Work to complete
Copy every line below that has the word "JSON" in it.

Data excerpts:
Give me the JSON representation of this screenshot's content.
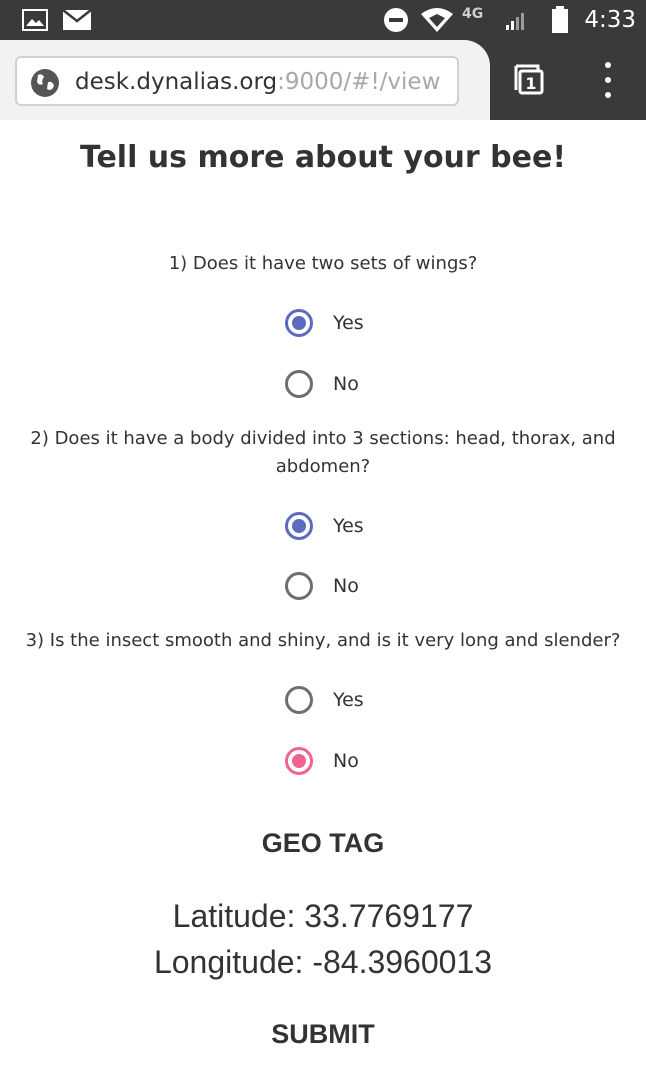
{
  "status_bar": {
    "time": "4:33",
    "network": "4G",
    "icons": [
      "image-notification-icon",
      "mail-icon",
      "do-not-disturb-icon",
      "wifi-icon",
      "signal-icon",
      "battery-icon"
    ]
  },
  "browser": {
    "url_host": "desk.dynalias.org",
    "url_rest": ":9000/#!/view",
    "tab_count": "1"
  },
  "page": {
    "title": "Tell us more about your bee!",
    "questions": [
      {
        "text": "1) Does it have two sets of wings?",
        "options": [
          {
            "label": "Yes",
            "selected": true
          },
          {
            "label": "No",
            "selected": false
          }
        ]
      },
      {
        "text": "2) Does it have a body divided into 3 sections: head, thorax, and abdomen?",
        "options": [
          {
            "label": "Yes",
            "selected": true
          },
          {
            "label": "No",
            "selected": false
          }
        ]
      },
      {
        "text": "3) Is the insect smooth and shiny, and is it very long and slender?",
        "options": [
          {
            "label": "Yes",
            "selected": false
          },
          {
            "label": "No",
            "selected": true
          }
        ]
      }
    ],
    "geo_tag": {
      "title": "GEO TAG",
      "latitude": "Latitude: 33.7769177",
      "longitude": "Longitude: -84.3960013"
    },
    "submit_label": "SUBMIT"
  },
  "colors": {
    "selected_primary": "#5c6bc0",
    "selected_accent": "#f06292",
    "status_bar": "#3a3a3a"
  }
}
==
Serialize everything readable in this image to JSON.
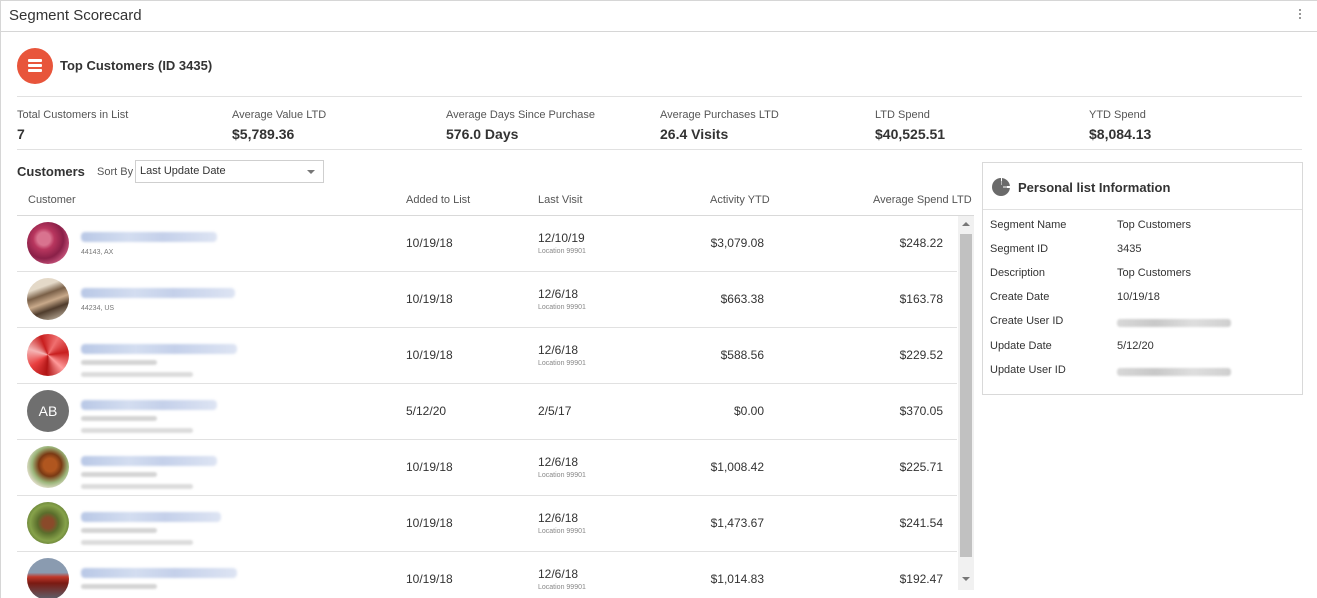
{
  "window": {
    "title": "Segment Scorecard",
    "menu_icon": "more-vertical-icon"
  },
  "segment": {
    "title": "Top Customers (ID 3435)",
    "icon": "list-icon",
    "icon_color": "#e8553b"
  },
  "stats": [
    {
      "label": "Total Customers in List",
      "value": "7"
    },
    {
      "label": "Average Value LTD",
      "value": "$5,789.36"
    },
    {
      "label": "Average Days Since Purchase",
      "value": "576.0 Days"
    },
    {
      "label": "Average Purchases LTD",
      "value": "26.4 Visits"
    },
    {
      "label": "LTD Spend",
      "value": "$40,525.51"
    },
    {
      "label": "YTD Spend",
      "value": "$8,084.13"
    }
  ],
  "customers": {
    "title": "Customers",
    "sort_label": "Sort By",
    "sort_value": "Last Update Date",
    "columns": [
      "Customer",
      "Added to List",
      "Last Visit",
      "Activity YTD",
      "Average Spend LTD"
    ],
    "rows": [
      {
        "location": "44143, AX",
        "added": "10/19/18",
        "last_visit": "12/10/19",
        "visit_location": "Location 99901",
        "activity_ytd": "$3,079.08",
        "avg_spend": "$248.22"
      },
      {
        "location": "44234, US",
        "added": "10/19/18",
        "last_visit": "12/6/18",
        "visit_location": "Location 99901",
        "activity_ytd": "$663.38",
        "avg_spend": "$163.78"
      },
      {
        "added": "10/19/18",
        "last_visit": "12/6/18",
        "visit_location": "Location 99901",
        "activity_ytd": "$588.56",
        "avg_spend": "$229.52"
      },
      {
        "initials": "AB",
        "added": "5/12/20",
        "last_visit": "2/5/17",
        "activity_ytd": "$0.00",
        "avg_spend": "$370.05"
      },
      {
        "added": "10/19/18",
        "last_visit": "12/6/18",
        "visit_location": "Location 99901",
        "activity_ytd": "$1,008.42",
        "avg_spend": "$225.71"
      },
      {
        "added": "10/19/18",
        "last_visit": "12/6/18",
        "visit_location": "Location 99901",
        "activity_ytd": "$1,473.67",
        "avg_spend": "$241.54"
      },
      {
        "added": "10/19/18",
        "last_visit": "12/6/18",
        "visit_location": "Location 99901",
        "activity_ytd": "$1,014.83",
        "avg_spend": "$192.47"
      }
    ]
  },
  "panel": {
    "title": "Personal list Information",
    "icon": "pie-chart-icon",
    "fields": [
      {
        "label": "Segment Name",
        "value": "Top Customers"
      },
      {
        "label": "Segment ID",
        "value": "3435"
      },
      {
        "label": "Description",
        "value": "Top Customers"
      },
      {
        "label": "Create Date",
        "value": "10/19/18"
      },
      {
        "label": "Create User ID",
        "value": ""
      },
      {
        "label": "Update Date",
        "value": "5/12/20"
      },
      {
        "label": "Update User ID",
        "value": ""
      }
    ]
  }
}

Expected answer
Give me the JSON representation of this screenshot's content.
Serialize everything readable in this image to JSON.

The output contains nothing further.